Along with success in the lab, Tallman was also a leader in student organizations. A member of both Texas Alliance for Graduate Education and the Professoriate (AGEP) and The Society for the Advancement of Chicanos and Native Americans in Science (SACNAS), Tallman served as SACNAS Vice President for the local chapter during his last year at A&M-Corpus Christi. 

“The support organizations like AGEP and SACNAS give to their members is incredibly helpful for growth as a student, as a professional, and as a person,” said Tallman.

During his time as an Islander, Tallman received scholarships and grants totaling more than $18,000, including Federal Pell Grants, Rising Scholar Scholarships, the Summer Graduate Scholarship, and the Student Success Scholarship, among others. He has also mentored six undergraduate students, helping them with research and conference presentations.

Tallman credits many professors with helping him succeed as a student researcher – Dr. Bart Cook, former Assistant Professor of Biology, first pointed him in the right direction during his undergraduate studies; Dr. Chris Bird, Assistant Professor of Biology, allowed Tallman to work in his lab first as a volunteer, then a paid technician for two years; and Dr. Jennifer Pollack, Assistant Professor of Marine Biology, offered her guidance and expertise during his thesis research.
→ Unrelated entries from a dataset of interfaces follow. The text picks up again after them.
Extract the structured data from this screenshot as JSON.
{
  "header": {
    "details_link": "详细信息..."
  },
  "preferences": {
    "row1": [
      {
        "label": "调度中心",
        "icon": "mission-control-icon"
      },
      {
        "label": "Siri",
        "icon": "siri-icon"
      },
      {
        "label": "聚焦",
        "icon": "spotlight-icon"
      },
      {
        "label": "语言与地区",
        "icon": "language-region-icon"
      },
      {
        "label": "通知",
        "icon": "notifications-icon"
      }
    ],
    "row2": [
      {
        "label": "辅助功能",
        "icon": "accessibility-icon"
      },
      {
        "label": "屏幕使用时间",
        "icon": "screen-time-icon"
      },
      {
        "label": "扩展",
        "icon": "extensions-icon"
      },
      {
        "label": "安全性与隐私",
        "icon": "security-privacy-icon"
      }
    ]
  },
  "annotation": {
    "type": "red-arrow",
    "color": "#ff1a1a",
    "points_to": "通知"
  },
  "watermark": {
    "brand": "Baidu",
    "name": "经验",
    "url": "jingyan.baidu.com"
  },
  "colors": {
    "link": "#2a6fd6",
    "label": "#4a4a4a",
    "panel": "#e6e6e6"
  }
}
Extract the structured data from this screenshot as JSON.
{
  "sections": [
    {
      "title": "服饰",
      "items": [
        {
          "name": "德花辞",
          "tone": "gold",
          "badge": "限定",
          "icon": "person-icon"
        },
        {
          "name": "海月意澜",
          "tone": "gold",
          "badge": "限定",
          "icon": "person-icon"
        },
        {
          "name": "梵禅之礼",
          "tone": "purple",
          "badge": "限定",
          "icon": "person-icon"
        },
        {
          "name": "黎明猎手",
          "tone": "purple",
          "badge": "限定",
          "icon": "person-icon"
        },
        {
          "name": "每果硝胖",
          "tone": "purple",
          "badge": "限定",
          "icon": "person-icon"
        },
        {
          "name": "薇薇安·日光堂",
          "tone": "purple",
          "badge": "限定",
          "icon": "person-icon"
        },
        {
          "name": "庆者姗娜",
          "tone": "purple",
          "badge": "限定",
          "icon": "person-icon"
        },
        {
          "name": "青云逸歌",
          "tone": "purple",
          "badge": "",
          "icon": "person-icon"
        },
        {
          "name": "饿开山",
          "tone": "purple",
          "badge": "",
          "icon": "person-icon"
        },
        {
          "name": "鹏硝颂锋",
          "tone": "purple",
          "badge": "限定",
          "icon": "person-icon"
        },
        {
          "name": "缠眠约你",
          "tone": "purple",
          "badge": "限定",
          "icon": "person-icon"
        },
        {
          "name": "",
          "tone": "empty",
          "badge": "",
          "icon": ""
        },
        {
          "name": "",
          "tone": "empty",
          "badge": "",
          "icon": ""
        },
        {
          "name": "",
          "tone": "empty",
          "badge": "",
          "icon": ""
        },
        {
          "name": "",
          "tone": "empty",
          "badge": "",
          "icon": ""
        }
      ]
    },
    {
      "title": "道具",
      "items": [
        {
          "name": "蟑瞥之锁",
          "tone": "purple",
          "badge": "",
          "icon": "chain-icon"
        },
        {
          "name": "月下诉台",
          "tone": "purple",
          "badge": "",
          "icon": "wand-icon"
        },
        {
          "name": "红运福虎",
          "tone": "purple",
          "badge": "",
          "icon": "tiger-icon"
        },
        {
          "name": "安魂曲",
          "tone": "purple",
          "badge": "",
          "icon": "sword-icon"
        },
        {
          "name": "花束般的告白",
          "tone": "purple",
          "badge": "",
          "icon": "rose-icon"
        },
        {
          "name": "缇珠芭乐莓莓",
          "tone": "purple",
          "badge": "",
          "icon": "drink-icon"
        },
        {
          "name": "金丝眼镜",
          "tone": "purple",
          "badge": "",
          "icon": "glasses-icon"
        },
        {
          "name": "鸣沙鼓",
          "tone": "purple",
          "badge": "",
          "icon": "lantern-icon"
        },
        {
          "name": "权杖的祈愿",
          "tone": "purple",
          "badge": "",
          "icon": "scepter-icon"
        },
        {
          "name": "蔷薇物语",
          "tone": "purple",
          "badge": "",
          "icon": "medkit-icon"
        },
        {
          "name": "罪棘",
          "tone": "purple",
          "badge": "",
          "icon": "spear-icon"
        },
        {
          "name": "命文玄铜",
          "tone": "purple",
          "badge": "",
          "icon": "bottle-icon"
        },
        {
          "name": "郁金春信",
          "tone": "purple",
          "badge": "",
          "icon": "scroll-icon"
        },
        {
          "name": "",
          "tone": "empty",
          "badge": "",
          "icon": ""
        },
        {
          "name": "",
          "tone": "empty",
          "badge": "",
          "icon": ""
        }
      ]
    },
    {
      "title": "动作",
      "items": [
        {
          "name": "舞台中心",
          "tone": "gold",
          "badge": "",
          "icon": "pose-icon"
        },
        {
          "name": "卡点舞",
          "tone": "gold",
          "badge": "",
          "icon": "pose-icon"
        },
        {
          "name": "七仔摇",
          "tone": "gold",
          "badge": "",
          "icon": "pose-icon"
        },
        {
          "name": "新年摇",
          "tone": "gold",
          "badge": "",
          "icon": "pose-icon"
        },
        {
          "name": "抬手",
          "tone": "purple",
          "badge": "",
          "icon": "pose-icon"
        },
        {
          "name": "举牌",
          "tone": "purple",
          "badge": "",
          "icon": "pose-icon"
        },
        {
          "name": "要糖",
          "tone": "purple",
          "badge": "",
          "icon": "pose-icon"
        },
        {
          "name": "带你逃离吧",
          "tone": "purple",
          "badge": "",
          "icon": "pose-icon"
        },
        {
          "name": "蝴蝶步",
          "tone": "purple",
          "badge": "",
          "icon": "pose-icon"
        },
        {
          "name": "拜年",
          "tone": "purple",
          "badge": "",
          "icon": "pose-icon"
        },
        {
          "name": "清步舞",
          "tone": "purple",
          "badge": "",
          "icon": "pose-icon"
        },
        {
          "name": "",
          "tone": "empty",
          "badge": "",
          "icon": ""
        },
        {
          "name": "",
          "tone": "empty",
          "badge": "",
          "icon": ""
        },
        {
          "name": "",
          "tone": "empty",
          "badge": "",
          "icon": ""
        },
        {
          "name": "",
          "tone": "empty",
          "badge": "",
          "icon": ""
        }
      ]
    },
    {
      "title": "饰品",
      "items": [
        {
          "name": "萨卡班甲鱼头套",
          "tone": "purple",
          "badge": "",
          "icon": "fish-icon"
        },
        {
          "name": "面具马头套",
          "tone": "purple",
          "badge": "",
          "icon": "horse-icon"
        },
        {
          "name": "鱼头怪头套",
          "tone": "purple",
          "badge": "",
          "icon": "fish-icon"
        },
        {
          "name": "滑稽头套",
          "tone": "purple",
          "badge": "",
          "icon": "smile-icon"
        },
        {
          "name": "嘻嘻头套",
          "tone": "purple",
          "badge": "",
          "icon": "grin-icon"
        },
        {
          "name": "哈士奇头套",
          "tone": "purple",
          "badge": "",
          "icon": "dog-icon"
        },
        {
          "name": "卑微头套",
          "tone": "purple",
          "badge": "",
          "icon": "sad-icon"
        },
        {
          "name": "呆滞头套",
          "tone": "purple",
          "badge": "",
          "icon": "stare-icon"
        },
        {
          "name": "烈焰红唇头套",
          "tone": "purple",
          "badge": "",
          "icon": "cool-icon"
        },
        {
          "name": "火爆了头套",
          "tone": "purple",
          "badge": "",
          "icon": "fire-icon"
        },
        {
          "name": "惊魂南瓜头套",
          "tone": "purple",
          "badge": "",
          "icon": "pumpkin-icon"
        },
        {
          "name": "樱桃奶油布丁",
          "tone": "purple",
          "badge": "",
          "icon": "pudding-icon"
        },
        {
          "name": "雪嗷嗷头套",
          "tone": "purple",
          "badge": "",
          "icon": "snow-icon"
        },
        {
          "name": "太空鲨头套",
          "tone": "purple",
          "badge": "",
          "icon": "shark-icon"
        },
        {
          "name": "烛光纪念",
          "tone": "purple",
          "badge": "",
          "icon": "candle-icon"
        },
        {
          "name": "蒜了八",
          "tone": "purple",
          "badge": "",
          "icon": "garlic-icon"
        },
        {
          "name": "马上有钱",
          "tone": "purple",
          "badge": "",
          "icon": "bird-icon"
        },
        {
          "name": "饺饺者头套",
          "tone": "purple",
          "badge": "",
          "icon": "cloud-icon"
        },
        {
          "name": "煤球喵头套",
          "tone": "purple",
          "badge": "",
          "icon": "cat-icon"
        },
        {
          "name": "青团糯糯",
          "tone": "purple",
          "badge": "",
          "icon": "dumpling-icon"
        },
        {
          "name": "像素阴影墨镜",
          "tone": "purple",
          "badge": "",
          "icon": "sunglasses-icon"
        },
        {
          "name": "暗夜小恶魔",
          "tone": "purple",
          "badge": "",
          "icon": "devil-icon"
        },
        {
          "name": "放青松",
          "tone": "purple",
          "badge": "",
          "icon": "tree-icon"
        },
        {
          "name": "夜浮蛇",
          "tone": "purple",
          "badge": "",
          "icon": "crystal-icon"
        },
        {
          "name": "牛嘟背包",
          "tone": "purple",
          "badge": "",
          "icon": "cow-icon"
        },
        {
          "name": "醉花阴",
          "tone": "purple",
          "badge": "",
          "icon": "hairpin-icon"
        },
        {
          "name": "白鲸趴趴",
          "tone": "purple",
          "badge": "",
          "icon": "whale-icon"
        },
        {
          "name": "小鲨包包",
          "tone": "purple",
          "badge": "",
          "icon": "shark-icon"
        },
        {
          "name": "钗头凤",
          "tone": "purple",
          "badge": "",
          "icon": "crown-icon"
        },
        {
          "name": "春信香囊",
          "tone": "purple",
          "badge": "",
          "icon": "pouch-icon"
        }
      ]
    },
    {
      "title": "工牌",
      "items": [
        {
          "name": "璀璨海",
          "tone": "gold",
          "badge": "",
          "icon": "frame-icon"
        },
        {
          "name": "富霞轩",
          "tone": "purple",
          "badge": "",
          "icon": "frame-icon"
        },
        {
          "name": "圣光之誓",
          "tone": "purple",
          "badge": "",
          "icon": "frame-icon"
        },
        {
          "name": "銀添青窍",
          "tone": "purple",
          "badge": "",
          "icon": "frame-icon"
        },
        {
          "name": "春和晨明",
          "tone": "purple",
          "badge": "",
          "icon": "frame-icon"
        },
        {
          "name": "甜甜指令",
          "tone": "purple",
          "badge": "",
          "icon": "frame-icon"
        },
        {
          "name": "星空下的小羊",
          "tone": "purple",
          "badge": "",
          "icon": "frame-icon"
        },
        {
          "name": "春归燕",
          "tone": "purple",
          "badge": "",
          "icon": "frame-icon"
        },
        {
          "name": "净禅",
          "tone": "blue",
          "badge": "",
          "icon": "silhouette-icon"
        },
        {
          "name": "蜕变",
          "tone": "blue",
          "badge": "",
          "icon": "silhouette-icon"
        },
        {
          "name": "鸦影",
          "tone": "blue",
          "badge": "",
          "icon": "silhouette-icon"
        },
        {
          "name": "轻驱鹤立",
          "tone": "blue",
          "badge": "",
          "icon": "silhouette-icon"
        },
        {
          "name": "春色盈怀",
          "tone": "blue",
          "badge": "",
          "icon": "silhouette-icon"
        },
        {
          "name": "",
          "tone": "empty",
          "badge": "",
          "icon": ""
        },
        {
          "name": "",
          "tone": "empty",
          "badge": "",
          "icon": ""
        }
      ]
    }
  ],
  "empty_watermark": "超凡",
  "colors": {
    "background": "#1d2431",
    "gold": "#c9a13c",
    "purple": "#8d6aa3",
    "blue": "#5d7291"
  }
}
“Also, Dr. Jeffrey Turner hired me as a lab technician and later took me on as his first Master’s student. He has included me in as many research projects as possible, given me every opportunity to gain diverse laboratory experience, and has spared no expense for my project or my education,” he said. “Then, of course, I would not be where I am today, doing what I am doing, or going where I am going if it weren’t for Dr. Buck. He instilled in me a lasting appreciation for microbes and has taught me the vast majority of what I know about microbiology.”

Ultimately, Tallman aims to be the head of his own research laboratory to study human pathogens and help fight them.

“A&M-Corpus Christi has prepared me for my Ph.D. and future research in many ways,” said Tallman. “Most importantly, I learned that it is critical to explore all of your options and available paths. At TAMU-CC, I was given the opportunity to try my hand in many different fields. Through this, I have found my calling.”

The Summer 2017 Commencement Ceremony is the largest Islander summer ceremony to date, with more than 570 students set to graduate.